▸ **What the exercise asks**: Write out the data again in full, exactly as it reads.

⁂

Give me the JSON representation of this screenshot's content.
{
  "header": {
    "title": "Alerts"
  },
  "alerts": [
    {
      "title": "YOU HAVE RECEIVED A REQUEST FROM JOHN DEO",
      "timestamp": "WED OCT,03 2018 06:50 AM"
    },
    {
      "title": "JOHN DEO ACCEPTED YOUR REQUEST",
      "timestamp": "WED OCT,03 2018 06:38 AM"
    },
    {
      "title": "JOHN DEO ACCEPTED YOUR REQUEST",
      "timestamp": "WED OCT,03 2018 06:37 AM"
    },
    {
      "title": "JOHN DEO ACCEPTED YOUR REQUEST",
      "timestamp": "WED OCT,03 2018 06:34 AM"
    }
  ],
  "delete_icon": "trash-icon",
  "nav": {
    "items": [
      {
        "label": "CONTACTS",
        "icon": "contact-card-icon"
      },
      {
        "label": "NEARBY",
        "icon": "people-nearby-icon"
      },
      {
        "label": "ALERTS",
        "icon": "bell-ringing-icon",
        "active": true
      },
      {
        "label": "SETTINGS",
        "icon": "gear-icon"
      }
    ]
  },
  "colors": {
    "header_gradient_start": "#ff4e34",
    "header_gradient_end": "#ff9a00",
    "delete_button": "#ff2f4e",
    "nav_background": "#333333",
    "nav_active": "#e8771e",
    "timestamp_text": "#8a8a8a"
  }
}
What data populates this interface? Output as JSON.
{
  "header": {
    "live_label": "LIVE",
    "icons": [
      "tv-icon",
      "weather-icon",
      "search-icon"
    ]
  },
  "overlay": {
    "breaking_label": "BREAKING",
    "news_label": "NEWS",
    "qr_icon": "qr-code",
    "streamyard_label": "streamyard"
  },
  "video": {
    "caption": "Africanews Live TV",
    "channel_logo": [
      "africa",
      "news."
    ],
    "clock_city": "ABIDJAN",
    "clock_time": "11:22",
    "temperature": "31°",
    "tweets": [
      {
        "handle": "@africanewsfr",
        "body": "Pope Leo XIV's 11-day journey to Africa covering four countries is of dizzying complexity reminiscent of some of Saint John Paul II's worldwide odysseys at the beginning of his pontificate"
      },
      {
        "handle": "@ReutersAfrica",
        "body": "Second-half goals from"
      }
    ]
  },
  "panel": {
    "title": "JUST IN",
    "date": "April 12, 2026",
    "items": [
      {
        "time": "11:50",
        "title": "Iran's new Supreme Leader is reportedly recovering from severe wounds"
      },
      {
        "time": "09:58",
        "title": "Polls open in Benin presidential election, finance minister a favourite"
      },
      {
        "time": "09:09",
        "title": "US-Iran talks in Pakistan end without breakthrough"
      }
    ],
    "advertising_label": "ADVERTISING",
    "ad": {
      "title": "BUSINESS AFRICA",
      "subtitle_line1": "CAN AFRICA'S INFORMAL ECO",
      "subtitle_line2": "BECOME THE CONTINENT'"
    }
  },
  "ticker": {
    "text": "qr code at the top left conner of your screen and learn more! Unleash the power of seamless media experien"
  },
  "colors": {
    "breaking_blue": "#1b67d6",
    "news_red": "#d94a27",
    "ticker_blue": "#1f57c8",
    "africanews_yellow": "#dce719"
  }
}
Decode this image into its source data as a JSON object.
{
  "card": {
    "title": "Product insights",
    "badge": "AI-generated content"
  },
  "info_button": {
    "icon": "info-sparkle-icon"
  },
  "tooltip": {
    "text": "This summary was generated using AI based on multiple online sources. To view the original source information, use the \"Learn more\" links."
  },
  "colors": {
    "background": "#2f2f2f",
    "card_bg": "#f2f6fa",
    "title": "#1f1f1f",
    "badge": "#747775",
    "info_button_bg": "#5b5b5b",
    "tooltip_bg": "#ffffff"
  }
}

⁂

▸ **Solution**:
Give me the JSON representation of this screenshot's content.
{
  "header": {
    "title": "Alerts"
  },
  "alerts": [
    {
      "title": "YOU HAVE RECEIVED A REQUEST FROM JOHN DEO",
      "timestamp": "WED OCT,03 2018 06:50 AM"
    },
    {
      "title": "JOHN DEO ACCEPTED YOUR REQUEST",
      "timestamp": "WED OCT,03 2018 06:38 AM"
    },
    {
      "title": "JOHN DEO ACCEPTED YOUR REQUEST",
      "timestamp": "WED OCT,03 2018 06:37 AM"
    },
    {
      "title": "JOHN DEO ACCEPTED YOUR REQUEST",
      "timestamp": "WED OCT,03 2018 06:34 AM"
    }
  ],
  "delete_icon": "trash-icon",
  "nav": {
    "items": [
      {
        "label": "CONTACTS",
        "icon": "contact-card-icon"
      },
      {
        "label": "NEARBY",
        "icon": "people-nearby-icon"
      },
      {
        "label": "ALERTS",
        "icon": "bell-ringing-icon",
        "active": true
      },
      {
        "label": "SETTINGS",
        "icon": "gear-icon"
      }
    ]
  },
  "colors": {
    "header_gradient_start": "#ff4e34",
    "header_gradient_end": "#ff9a00",
    "delete_button": "#ff2f4e",
    "nav_background": "#333333",
    "nav_active": "#e8771e",
    "timestamp_text": "#8a8a8a"
  }
}
What data populates this interface? Output as JSON.
{
  "header": {
    "live_label": "LIVE",
    "icons": [
      "tv-icon",
      "weather-icon",
      "search-icon"
    ]
  },
  "overlay": {
    "breaking_label": "BREAKING",
    "news_label": "NEWS",
    "qr_icon": "qr-code",
    "streamyard_label": "streamyard"
  },
  "video": {
    "caption": "Africanews Live TV",
    "channel_logo": [
      "africa",
      "news."
    ],
    "clock_city": "ABIDJAN",
    "clock_time": "11:22",
    "temperature": "31°",
    "tweets": [
      {
        "handle": "@africanewsfr",
        "body": "Pope Leo XIV's 11-day journey to Africa covering four countries is of dizzying complexity reminiscent of some of Saint John Paul II's worldwide odysseys at the beginning of his pontificate"
      },
      {
        "handle": "@ReutersAfrica",
        "body": "Second-half goals from"
      }
    ]
  },
  "panel": {
    "title": "JUST IN",
    "date": "April 12, 2026",
    "items": [
      {
        "time": "11:50",
        "title": "Iran's new Supreme Leader is reportedly recovering from severe wounds"
      },
      {
        "time": "09:58",
        "title": "Polls open in Benin presidential election, finance minister a favourite"
      },
      {
        "time": "09:09",
        "title": "US-Iran talks in Pakistan end without breakthrough"
      }
    ],
    "advertising_label": "ADVERTISING",
    "ad": {
      "title": "BUSINESS AFRICA",
      "subtitle_line1": "CAN AFRICA'S INFORMAL ECO",
      "subtitle_line2": "BECOME THE CONTINENT'"
    }
  },
  "ticker": {
    "text": "qr code at the top left conner of your screen and learn more! Unleash the power of seamless media experien"
  },
  "colors": {
    "breaking_blue": "#1b67d6",
    "news_red": "#d94a27",
    "ticker_blue": "#1f57c8",
    "africanews_yellow": "#dce719"
  }
}
Decode this image into its source data as a JSON object.
{
  "card": {
    "title": "Product insights",
    "badge": "AI-generated content"
  },
  "info_button": {
    "icon": "info-sparkle-icon"
  },
  "tooltip": {
    "text": "This summary was generated using AI based on multiple online sources. To view the original source information, use the \"Learn more\" links."
  },
  "colors": {
    "background": "#2f2f2f",
    "card_bg": "#f2f6fa",
    "title": "#1f1f1f",
    "badge": "#747775",
    "info_button_bg": "#5b5b5b",
    "tooltip_bg": "#ffffff"
  }
}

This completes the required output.